* [WHAT YOU HAVE TO DO]: Reprint the entire listing exactly.

* [RECORD EXTRACTS]:
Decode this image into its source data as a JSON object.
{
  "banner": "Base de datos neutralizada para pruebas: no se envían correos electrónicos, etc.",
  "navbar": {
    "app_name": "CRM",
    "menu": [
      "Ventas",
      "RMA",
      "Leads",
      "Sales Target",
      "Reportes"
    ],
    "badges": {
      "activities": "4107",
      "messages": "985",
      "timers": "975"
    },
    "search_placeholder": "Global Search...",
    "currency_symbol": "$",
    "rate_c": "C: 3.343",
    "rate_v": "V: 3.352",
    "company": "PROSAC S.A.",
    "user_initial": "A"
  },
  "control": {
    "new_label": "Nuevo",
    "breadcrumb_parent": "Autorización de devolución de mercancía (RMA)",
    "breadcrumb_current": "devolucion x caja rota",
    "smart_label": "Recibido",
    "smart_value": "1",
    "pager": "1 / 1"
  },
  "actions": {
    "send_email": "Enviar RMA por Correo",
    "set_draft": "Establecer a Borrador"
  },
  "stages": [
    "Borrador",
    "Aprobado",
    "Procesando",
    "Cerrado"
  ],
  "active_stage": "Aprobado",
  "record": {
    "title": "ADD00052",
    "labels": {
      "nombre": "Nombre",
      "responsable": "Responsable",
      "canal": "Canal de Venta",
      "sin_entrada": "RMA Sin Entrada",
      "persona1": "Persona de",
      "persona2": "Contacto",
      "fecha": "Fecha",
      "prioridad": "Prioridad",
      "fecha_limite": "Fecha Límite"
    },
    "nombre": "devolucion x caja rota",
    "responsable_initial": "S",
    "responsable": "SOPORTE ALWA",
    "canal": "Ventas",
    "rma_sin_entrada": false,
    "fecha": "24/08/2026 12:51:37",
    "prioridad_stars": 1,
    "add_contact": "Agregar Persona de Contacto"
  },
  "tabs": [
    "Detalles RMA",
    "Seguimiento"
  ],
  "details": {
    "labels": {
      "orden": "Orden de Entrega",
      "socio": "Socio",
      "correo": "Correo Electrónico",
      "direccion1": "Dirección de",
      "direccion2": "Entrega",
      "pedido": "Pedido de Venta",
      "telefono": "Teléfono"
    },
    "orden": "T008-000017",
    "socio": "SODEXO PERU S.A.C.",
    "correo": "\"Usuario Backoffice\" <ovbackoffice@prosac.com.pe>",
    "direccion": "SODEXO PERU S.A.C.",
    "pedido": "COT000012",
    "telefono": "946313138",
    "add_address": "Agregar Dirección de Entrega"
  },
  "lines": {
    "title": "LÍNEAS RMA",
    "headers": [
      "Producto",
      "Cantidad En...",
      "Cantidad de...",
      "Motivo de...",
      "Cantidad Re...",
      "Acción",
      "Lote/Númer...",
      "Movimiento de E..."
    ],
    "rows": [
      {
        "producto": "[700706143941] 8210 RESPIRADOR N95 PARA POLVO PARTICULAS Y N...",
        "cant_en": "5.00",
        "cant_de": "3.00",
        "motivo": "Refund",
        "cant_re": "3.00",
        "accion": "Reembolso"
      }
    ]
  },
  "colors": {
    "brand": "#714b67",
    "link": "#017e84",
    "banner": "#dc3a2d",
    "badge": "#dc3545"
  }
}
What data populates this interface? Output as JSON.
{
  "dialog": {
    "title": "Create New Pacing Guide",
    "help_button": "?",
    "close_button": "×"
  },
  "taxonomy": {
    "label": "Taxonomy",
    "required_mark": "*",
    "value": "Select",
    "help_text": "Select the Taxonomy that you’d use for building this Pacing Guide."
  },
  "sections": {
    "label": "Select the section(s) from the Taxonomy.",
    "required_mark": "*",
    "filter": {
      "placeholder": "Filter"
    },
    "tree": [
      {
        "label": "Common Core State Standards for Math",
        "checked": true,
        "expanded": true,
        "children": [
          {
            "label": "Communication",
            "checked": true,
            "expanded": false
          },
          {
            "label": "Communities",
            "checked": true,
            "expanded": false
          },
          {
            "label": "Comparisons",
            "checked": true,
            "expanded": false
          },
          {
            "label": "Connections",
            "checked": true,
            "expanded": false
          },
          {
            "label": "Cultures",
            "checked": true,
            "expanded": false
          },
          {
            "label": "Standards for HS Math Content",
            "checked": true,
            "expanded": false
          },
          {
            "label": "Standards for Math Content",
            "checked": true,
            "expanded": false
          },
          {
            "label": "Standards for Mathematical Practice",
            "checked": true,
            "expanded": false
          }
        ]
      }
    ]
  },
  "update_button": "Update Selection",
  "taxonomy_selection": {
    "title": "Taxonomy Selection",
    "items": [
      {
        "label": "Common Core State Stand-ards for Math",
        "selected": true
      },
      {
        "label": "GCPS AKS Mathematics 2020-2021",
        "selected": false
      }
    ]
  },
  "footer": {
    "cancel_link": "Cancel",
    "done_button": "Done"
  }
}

* [RESULT OF THE EXERCISE]:
Decode this image into its source data as a JSON object.
{
  "banner": "Base de datos neutralizada para pruebas: no se envían correos electrónicos, etc.",
  "navbar": {
    "app_name": "CRM",
    "menu": [
      "Ventas",
      "RMA",
      "Leads",
      "Sales Target",
      "Reportes"
    ],
    "badges": {
      "activities": "4107",
      "messages": "985",
      "timers": "975"
    },
    "search_placeholder": "Global Search...",
    "currency_symbol": "$",
    "rate_c": "C: 3.343",
    "rate_v": "V: 3.352",
    "company": "PROSAC S.A.",
    "user_initial": "A"
  },
  "control": {
    "new_label": "Nuevo",
    "breadcrumb_parent": "Autorización de devolución de mercancía (RMA)",
    "breadcrumb_current": "devolucion x caja rota",
    "smart_label": "Recibido",
    "smart_value": "1",
    "pager": "1 / 1"
  },
  "actions": {
    "send_email": "Enviar RMA por Correo",
    "set_draft": "Establecer a Borrador"
  },
  "stages": [
    "Borrador",
    "Aprobado",
    "Procesando",
    "Cerrado"
  ],
  "active_stage": "Aprobado",
  "record": {
    "title": "ADD00052",
    "labels": {
      "nombre": "Nombre",
      "responsable": "Responsable",
      "canal": "Canal de Venta",
      "sin_entrada": "RMA Sin Entrada",
      "persona1": "Persona de",
      "persona2": "Contacto",
      "fecha": "Fecha",
      "prioridad": "Prioridad",
      "fecha_limite": "Fecha Límite"
    },
    "nombre": "devolucion x caja rota",
    "responsable_initial": "S",
    "responsable": "SOPORTE ALWA",
    "canal": "Ventas",
    "rma_sin_entrada": false,
    "fecha": "24/08/2026 12:51:37",
    "prioridad_stars": 1,
    "add_contact": "Agregar Persona de Contacto"
  },
  "tabs": [
    "Detalles RMA",
    "Seguimiento"
  ],
  "details": {
    "labels": {
      "orden": "Orden de Entrega",
      "socio": "Socio",
      "correo": "Correo Electrónico",
      "direccion1": "Dirección de",
      "direccion2": "Entrega",
      "pedido": "Pedido de Venta",
      "telefono": "Teléfono"
    },
    "orden": "T008-000017",
    "socio": "SODEXO PERU S.A.C.",
    "correo": "\"Usuario Backoffice\" <ovbackoffice@prosac.com.pe>",
    "direccion": "SODEXO PERU S.A.C.",
    "pedido": "COT000012",
    "telefono": "946313138",
    "add_address": "Agregar Dirección de Entrega"
  },
  "lines": {
    "title": "LÍNEAS RMA",
    "headers": [
      "Producto",
      "Cantidad En...",
      "Cantidad de...",
      "Motivo de...",
      "Cantidad Re...",
      "Acción",
      "Lote/Númer...",
      "Movimiento de E..."
    ],
    "rows": [
      {
        "producto": "[700706143941] 8210 RESPIRADOR N95 PARA POLVO PARTICULAS Y N...",
        "cant_en": "5.00",
        "cant_de": "3.00",
        "motivo": "Refund",
        "cant_re": "3.00",
        "accion": "Reembolso"
      }
    ]
  },
  "colors": {
    "brand": "#714b67",
    "link": "#017e84",
    "banner": "#dc3a2d",
    "badge": "#dc3545"
  }
}
What data populates this interface? Output as JSON.
{
  "dialog": {
    "title": "Create New Pacing Guide",
    "help_button": "?",
    "close_button": "×"
  },
  "taxonomy": {
    "label": "Taxonomy",
    "required_mark": "*",
    "value": "Select",
    "help_text": "Select the Taxonomy that you’d use for building this Pacing Guide."
  },
  "sections": {
    "label": "Select the section(s) from the Taxonomy.",
    "required_mark": "*",
    "filter": {
      "placeholder": "Filter"
    },
    "tree": [
      {
        "label": "Common Core State Standards for Math",
        "checked": true,
        "expanded": true,
        "children": [
          {
            "label": "Communication",
            "checked": true,
            "expanded": false
          },
          {
            "label": "Communities",
            "checked": true,
            "expanded": false
          },
          {
            "label": "Comparisons",
            "checked": true,
            "expanded": false
          },
          {
            "label": "Connections",
            "checked": true,
            "expanded": false
          },
          {
            "label": "Cultures",
            "checked": true,
            "expanded": false
          },
          {
            "label": "Standards for HS Math Content",
            "checked": true,
            "expanded": false
          },
          {
            "label": "Standards for Math Content",
            "checked": true,
            "expanded": false
          },
          {
            "label": "Standards for Mathematical Practice",
            "checked": true,
            "expanded": false
          }
        ]
      }
    ]
  },
  "update_button": "Update Selection",
  "taxonomy_selection": {
    "title": "Taxonomy Selection",
    "items": [
      {
        "label": "Common Core State Stand-ards for Math",
        "selected": true
      },
      {
        "label": "GCPS AKS Mathematics 2020-2021",
        "selected": false
      }
    ]
  },
  "footer": {
    "cancel_link": "Cancel",
    "done_button": "Done"
  }
}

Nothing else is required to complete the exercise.